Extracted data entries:
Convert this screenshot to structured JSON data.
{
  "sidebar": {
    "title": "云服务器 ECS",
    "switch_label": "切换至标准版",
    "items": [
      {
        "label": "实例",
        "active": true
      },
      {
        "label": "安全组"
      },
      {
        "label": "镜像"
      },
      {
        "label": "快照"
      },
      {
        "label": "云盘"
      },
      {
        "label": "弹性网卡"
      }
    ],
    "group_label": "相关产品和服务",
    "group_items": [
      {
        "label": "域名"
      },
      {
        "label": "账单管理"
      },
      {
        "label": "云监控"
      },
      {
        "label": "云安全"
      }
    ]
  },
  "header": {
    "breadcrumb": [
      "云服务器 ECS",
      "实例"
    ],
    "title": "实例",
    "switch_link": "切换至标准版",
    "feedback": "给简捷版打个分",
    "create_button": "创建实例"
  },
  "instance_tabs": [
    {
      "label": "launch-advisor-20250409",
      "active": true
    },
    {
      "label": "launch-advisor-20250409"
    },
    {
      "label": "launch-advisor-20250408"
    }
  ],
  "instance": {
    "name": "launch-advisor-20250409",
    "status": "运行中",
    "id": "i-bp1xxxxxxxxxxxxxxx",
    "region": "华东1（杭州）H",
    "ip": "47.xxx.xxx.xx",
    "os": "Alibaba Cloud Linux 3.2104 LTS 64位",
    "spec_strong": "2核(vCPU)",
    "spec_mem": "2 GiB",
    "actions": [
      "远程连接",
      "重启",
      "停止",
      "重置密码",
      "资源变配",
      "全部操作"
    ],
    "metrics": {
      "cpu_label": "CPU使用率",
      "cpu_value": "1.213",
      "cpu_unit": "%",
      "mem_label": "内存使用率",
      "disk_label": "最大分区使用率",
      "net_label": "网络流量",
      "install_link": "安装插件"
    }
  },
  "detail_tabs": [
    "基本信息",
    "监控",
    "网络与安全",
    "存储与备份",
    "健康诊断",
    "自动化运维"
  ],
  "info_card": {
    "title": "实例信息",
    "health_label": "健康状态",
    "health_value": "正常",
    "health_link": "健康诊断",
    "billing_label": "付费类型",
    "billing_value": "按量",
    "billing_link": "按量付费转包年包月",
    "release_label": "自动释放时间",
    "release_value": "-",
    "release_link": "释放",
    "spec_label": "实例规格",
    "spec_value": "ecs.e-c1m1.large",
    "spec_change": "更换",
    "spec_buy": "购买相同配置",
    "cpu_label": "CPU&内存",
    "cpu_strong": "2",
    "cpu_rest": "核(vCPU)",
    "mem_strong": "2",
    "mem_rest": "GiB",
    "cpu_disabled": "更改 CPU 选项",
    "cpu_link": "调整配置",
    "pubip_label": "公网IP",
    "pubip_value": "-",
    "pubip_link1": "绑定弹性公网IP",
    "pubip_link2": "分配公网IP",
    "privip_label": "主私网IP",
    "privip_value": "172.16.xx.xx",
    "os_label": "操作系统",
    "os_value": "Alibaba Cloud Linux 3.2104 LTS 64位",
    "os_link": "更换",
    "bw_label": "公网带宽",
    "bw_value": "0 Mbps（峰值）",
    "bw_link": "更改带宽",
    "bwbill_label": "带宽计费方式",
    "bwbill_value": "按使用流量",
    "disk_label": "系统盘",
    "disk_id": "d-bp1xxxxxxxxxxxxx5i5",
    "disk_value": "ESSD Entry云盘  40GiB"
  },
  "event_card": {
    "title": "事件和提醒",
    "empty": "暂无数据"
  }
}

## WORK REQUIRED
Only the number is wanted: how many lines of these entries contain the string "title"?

## FINAL ANSWER
4